══ SUPPLIED RECORDS

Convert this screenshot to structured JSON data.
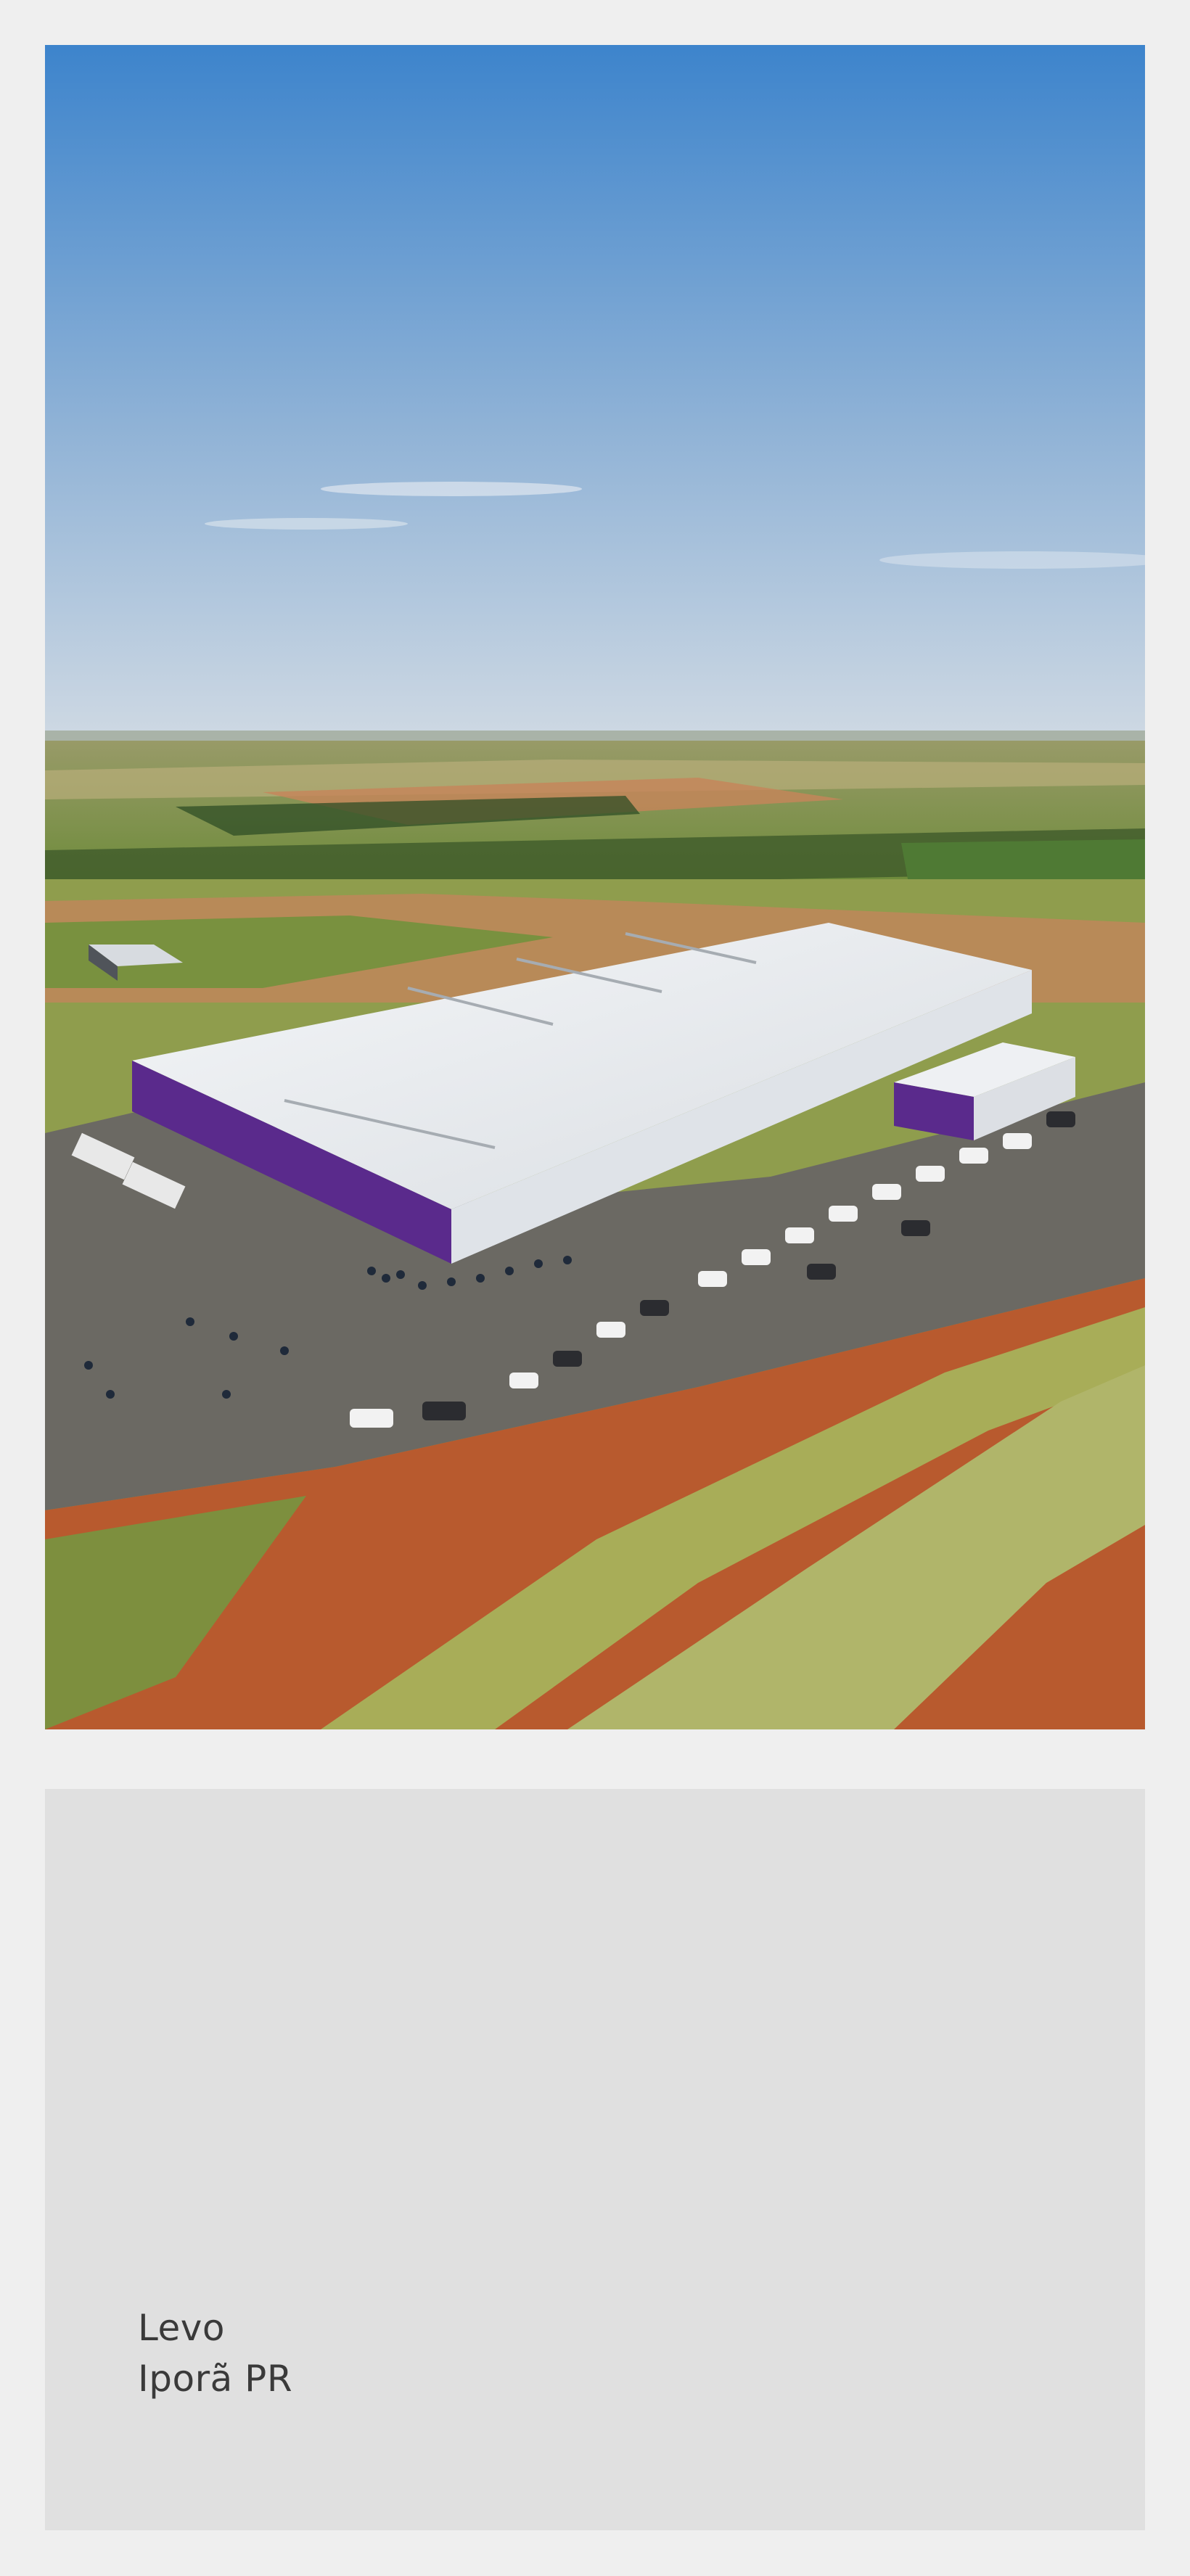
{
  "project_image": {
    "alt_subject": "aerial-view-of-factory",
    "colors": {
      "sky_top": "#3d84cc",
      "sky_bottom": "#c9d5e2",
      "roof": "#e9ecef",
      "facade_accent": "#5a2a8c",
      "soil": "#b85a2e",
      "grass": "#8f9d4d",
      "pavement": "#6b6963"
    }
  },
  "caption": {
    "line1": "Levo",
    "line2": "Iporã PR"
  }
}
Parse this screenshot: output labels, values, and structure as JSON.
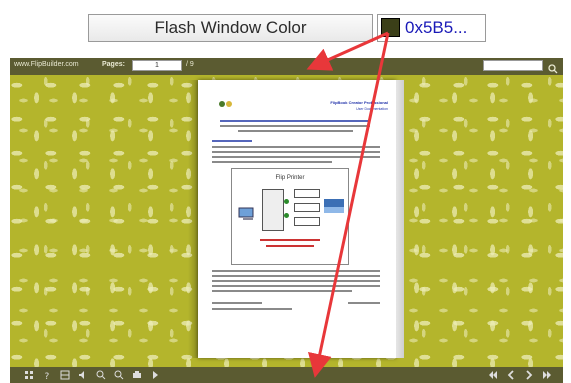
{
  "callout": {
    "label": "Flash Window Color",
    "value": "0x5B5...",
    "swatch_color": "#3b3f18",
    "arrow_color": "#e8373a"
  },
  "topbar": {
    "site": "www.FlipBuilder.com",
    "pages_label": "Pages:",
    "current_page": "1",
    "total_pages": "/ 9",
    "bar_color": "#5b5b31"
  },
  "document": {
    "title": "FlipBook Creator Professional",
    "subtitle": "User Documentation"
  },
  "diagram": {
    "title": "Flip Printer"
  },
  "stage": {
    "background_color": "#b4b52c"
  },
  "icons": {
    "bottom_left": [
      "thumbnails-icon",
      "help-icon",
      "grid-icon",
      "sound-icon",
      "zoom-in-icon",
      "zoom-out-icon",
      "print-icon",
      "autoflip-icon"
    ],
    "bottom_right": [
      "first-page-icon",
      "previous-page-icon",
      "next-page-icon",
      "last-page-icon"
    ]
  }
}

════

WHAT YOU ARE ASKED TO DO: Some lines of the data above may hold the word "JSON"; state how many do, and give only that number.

TASK ANSWER: 2